Maisah Sobaihi , a Saudi academic and artist, is presenting her first play, Head Over Heels, at the Edinburgh Fringe Festival, thus becoming the first Saudi actress to perform at the 66 year old event.
The play, in which Sobaihi plays a number of female characters, deals with the reality of Saudi women, but is not intended to portray the problems of Saudi women as expected by Western audiences. Rather, it approaches stories from the reality of women in Saudi Arabia.
The title implies falling in love, but when it was performed in Saudi Arabia, Sobaihi decided to retain the English title and transliterate it into Arabic. “I did not translate the title into Arabic as I don’t like the literal translation. When we were preparing the Arabic performance, we didn’t translate it but I did strongly consider the title ‘Congratulations’ for the play, particularly as it revolves around the topics of marriage and divorce,” the writer and performer said in an interview Asharq Al-Awsat.
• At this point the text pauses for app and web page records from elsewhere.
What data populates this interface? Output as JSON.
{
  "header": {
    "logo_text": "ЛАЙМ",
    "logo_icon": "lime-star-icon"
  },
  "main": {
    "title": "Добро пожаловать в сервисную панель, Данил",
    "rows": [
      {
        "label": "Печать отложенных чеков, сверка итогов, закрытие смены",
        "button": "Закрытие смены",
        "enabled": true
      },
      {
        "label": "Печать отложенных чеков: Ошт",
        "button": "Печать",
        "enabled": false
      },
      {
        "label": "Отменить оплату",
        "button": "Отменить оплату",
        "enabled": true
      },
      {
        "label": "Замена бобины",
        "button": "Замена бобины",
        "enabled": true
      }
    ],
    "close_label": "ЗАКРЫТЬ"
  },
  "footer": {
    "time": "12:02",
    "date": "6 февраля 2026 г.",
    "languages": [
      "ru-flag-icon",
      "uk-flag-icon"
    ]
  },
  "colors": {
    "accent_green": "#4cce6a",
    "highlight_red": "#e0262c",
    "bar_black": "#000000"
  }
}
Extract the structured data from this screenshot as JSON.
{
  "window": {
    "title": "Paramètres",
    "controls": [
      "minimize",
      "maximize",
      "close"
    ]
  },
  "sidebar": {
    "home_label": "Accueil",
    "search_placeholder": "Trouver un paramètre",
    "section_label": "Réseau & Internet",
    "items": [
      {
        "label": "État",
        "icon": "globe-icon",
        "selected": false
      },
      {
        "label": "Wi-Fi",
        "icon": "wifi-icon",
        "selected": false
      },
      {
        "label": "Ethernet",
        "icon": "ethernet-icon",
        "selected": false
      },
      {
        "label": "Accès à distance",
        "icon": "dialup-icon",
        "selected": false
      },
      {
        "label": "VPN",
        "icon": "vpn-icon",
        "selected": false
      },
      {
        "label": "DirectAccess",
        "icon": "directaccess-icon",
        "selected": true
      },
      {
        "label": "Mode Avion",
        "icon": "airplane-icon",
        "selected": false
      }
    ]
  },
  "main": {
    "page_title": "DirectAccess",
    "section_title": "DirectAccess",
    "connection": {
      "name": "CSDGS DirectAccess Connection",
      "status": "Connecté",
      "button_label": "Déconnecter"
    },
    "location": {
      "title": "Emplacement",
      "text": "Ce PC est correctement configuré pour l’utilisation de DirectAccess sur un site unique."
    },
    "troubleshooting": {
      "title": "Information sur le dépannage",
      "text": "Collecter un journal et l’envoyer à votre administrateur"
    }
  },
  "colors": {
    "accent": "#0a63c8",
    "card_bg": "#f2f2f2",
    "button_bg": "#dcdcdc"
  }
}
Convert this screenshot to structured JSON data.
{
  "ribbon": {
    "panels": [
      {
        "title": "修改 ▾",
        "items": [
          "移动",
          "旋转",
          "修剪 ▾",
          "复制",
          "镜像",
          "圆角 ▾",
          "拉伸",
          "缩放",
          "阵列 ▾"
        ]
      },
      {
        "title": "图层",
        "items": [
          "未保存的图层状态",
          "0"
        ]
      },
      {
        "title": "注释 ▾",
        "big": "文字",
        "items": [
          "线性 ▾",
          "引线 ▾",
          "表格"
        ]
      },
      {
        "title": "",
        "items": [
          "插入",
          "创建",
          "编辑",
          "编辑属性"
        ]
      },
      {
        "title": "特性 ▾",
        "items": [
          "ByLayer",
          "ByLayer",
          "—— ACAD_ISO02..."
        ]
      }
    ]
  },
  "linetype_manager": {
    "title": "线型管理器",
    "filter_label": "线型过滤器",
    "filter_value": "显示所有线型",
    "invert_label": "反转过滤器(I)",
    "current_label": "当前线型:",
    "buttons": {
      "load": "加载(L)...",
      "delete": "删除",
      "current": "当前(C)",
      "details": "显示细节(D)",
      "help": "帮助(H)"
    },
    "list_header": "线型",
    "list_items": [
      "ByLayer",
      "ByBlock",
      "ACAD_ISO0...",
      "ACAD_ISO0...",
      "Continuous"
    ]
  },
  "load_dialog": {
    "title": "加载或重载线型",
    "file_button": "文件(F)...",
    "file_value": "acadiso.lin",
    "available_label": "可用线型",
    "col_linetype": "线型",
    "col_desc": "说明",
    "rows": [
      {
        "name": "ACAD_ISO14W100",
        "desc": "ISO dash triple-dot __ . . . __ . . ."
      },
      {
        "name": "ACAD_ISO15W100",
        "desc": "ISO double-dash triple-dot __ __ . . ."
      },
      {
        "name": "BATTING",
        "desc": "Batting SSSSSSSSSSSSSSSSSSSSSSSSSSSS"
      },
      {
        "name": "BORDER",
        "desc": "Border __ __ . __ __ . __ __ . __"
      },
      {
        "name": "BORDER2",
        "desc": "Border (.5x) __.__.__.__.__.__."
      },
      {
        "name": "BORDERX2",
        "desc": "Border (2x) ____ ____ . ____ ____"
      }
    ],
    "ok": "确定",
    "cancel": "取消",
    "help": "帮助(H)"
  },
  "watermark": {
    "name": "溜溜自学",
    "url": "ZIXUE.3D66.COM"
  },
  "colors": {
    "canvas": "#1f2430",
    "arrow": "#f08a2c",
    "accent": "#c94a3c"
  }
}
“This is the first play I have presented. I have loved the theater since my childhood. I took part in theatrical activities at school and at university as well, and I have written other texts, but this is my first play to come into action and achieve some success”, she told Asharq Al-Awsat.
“I’ve been to the Edinburgh Festival before, and I realized that it was very expensive,” Sobaihi explains, as she tells how she had to save up before she could produce the play in its current form. Nonetheless, she managed to return to Edinburgh to become the first female Saudi artist to produce a play at the Fringe. In doing so, she joined the ranks of Saudi director Haifa Al-Mansour, whose film Wajda—which recently premiered in London—was the first feature length film to be made entirely in Saudi Arabia. “Many people told me this, and I hope to meet Haifa.”
Head Over Heels is entirely Sobaihi’s work—she is the producer and actor, as well as having prepared and supervised the theatrical lighting and decoration. “I won’t deny, of course, that I had a team working with me in Jeddah, but the main ideas were mine. I chose, for example, to split the stage into three different rooms and I also specified the lighting requirements.”
The play revolves around more than one character, and they are all played by Sobaihi. She narrates, connects the various segments, and calls on the spectators to interact with her as she goes out of character and speaks directly with the audience. She even invites those watching the play to participate in a traditional dance during a wedding scene.
The stories that are presented are inspired by society, she says. “It expresses the voice of Saudi women in various situations and is inspired by mingling with my friends in the community and the different stories surrounding their experiences of marriage and divorce, as well as my own experience and my life as a divorced woman in the Kingdom [of Saudi Arabia]”, Sobaihi reveals.
Before Edinburgh, Sobaihi presented her play at Effat College in Jeddah, and on a small scale in New York and Connecticut. There, she received encouraging feedback: “I was comfortable with the reactions—it was welcomed, supported and encouraged by those who saw the play.”
After showcasing her play in Edinburgh, Sobaihi is set to take her performance back to Saudi Arabia to present it in a number of different locations. “We shall take the show beyond Edinburgh, because many people haven’t seen it and are asking to see it. As such, we will show it in Saudi Arabia and perhaps other Arab countries”, she says.
In Sobaihi’s perspective, the play is an attempt to convey the voice of Saudi Arabian women to the outside world: “We want to show the world that we are active, and to break through the stereotype depicting Arab women as ineffective and oppressed within society.”She hopes that “this message has successfully been transferred to the audience, since many people told me that the play affected them and changed their mind about women within the Kingdom.”